▶ [EXERCISE DIRECTIONS]: Where in the data does the word "changeTitle" appear? Find those lines and copy them.

▶ [GIVEN DATA]:
· · ·
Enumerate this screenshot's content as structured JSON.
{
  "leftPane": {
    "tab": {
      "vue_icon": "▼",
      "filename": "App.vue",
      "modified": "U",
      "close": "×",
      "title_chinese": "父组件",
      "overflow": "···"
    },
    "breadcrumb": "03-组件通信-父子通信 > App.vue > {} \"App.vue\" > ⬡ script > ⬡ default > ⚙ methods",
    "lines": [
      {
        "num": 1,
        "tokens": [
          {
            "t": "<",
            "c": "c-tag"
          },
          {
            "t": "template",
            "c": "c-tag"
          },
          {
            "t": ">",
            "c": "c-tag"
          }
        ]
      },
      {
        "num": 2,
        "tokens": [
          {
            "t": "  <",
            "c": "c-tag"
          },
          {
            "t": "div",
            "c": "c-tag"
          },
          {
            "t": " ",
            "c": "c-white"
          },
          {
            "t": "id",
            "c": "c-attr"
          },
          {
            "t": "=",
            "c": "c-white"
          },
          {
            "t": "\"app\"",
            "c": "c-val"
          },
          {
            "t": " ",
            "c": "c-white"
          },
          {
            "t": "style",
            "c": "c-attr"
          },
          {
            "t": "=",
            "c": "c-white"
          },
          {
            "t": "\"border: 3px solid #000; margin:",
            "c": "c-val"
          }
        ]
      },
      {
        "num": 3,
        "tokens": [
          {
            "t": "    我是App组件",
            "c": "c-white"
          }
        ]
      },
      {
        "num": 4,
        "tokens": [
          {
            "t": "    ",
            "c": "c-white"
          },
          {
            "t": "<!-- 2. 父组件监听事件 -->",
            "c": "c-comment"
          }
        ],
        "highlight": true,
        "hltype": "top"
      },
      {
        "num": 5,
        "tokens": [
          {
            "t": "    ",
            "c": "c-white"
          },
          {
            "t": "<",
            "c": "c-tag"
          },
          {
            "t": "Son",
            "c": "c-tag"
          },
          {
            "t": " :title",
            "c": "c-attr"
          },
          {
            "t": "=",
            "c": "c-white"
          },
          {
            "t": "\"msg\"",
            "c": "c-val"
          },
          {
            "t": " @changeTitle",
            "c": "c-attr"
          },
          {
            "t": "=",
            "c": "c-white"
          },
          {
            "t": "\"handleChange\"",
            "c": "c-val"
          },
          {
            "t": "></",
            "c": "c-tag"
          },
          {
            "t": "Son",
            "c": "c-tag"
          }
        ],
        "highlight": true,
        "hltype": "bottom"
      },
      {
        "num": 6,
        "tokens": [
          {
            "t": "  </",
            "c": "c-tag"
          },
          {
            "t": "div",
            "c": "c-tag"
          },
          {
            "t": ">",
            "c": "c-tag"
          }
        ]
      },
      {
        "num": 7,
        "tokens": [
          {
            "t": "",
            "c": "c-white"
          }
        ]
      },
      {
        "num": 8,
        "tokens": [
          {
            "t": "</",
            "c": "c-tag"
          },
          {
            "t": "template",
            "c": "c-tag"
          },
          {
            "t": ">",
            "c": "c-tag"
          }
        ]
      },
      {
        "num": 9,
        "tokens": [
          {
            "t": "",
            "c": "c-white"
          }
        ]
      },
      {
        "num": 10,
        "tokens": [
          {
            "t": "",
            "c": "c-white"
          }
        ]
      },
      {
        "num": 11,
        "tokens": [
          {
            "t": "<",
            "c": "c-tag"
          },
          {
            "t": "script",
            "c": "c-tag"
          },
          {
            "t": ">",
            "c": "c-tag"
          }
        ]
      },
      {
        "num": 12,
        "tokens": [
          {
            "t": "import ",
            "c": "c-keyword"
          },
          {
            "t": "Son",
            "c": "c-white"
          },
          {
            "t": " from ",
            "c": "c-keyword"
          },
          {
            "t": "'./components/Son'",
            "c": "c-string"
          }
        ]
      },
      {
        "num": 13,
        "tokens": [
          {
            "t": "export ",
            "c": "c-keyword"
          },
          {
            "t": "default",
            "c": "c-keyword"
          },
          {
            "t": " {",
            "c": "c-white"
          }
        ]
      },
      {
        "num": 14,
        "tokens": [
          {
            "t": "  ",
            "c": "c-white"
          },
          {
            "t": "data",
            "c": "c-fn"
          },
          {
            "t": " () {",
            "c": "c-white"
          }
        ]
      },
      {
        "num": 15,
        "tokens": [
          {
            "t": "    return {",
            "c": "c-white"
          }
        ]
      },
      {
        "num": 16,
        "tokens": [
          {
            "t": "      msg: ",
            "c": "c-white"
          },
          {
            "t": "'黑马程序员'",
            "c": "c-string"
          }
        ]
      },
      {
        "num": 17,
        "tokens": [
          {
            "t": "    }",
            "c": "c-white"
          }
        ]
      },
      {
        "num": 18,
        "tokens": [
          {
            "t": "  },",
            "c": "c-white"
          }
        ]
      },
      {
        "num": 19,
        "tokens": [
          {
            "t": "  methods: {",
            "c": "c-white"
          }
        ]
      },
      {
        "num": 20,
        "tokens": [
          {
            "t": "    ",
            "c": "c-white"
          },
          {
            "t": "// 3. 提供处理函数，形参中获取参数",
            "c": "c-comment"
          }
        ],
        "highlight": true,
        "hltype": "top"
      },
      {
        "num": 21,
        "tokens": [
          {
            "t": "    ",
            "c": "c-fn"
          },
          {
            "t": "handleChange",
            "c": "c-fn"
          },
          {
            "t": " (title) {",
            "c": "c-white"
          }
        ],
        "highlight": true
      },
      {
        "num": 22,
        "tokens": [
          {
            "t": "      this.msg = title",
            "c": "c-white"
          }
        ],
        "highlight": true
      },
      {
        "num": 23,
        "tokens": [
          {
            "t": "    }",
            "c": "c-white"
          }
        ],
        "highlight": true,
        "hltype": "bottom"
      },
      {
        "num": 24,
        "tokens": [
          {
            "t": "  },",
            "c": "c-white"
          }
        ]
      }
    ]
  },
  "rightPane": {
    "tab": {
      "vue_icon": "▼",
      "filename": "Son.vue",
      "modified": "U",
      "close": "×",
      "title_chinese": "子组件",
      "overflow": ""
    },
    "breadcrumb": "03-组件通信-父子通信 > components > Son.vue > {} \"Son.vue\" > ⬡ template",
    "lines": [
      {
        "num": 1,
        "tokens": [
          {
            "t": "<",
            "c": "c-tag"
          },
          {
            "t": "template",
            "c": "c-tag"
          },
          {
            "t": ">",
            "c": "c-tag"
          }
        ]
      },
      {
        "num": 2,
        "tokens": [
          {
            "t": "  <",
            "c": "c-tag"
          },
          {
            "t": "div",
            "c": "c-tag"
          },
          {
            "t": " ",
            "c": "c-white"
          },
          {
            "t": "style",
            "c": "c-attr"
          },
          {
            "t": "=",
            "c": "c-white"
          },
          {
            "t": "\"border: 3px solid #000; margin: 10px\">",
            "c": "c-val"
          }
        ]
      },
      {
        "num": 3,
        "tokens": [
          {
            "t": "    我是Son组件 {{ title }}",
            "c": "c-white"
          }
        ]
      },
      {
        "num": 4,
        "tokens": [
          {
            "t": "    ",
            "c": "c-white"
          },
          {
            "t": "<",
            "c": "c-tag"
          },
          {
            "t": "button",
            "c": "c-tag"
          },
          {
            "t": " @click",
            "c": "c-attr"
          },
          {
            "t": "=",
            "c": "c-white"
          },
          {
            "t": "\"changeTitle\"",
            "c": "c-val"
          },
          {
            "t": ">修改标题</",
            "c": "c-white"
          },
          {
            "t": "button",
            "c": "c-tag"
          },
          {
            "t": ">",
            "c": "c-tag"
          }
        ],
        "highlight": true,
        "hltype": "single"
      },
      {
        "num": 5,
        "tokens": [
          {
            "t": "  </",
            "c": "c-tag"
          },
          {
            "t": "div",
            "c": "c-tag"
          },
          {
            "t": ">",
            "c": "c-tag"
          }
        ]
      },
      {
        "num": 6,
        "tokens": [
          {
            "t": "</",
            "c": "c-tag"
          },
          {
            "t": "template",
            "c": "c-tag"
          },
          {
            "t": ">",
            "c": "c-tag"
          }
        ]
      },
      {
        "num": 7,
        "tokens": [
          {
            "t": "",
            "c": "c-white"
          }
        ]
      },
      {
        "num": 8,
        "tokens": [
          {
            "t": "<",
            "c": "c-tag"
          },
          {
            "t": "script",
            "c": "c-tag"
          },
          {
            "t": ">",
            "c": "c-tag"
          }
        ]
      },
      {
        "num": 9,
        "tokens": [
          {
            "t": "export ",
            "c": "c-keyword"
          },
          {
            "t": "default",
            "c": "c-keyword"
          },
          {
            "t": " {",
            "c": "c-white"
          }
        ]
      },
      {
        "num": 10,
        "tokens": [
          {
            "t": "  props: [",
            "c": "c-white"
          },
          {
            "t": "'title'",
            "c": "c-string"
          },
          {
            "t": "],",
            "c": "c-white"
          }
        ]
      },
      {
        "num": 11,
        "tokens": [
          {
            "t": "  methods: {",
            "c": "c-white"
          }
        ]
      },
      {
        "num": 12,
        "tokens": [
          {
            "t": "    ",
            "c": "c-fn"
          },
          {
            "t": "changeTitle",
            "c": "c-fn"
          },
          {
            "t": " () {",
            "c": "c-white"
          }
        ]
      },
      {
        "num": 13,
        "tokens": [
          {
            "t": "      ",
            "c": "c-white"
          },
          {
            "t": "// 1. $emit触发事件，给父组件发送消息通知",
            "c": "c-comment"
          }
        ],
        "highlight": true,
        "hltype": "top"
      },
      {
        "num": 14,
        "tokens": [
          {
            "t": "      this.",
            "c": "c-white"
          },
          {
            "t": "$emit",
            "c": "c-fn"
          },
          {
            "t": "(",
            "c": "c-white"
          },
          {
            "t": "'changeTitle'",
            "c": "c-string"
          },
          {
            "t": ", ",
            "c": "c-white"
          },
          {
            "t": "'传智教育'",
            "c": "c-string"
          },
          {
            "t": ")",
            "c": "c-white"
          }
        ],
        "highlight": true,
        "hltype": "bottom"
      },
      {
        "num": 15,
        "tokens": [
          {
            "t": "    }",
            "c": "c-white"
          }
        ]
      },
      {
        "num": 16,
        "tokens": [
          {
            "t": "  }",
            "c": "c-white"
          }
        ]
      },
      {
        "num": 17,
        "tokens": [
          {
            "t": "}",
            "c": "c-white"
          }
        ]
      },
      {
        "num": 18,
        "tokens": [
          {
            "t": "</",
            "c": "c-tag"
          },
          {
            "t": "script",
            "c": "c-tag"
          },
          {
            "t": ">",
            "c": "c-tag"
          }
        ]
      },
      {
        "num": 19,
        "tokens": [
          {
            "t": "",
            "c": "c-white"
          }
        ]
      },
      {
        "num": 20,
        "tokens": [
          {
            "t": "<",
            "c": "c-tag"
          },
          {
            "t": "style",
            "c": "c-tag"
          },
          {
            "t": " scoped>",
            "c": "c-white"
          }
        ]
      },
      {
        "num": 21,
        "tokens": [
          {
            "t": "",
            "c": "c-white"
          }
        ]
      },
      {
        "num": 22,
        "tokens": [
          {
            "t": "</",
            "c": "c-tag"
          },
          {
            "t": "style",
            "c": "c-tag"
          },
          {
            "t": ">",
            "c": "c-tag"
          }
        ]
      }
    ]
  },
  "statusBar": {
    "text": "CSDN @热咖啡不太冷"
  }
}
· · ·
▶ [SOLVED PROBLEM]:
            "t": " @changeTitle",
            "t": "\"changeTitle\"",
            "t": "changeTitle",
            "t": "'changeTitle'",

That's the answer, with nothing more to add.